The Tribune Democrat, Johnstown, PA

October 13, 2012

Life-saving routine: Daily self-exam helped woman catch aggressive cancer early

Arlene Johns
ajohns@tribdem.com

— Patti Smith of the Wilmore area is a firm believer in daily self-examinations between yearly mammograms.

She thinks the routine she performs each day during her shower may have saved her life.

“A mammogram is once a year,” she said. “Self-examination you can do every day.”

Smith, 63, found the peanut-sized lump in November.

“One day it was not there, the next day it was.”

Smith admits she was scared, but made an appointment with her primary-care physician, who sent her to Dr. Patti Stefanick.

A biopsy revealed cancer, and Smith was sent to see Dr. Rashid Awan, an oncologist with UPMC’s John P. Murtha Regional Cancer Center.

Smith said she was told her cancer was a very aggressive type that had spread to her lymph nodes.

So in February, she started chemotherapy.

The six months of treatments caused her hair to fall out and made her feel tired much of the time. She also had sores in her mouth and couldn’t taste her food.

“But overall, I did pretty good,” she said.

“(The medical people) couldn’t get over how well I did,” she said. “They tell me I had the best attitude.

“I told them that I am not going to let it get me down.”

In August, she had a mastectomy and had seven lymph nodes removed – five of which were cancerous.
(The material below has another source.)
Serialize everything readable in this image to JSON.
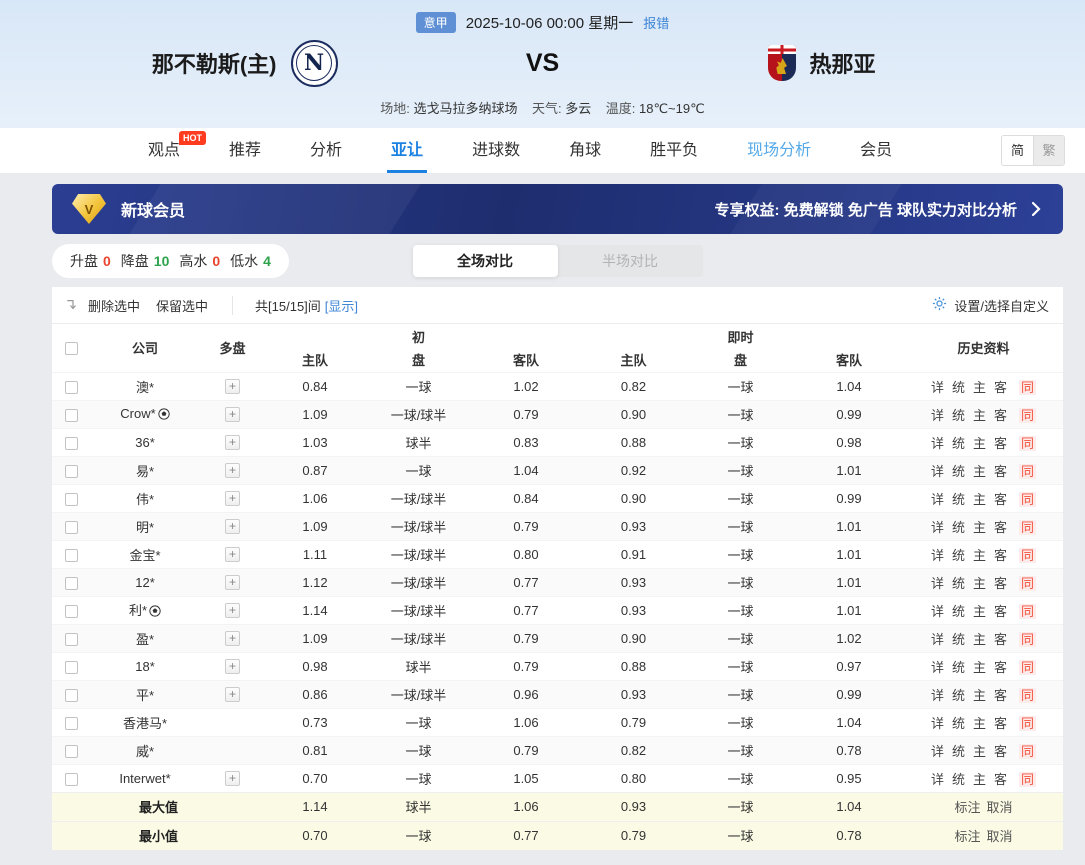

She had reconstruction surgery done at the same time.

Last week, she learned the results from positron emission tomography/computed tomography scans, which showed the cancer had not spread.

“I’m on cloud nine right now,” she said the day she learned the results.

Smith has started on a daily regimen of radiation that will last for several weeks.

She will need to be vigilant as “there is a possibility that the cancer could come back because of the type of cancer it is,” she said.

Smith said she expects to have exams every three months “probably for the rest of my life.”

But she is OK with that.

“I know I have a good (medical) team behind me that’s going to get me through it,” she said.

Although she credits her “good team of doctors for giving me back my life,” Smith also gives thanks to God.  

“Everyone’s prayers made the difference,” she said. “I had prayers from people I didn’t even know.”

It was those prayers and the support of so many – including her three children, eight grandchildren and husband, Ken, that kept her going.

“I had so much support from everyone, and they would not let me get down,” she said.

Smith, who spent years working at local banks and for United Cerebral Palsy, now focuses on her woodcrafting.

She used to sell her outdoor ornamental items at craft shows, but now enjoys doing workshops to teach others how to make their own crafts.

“My goal in life is to put smiles on people’s faces,” she said. “And when they do a project they have the biggest smile you have ever seen.”

Her advice to other women going through breast cancer is to “just keep busy and concentrate on getting better.”

She also has advice for women who have not been touched with breast cancer.

“Make sure you do your self-examinations,” she said. “I never thought I was going to wake up that morning and have my shower and find a lump.”

Click here to subscribe to The Tribune-Democrat print edition.

Click here to subscribe to The Tribune-Democrat e-edition.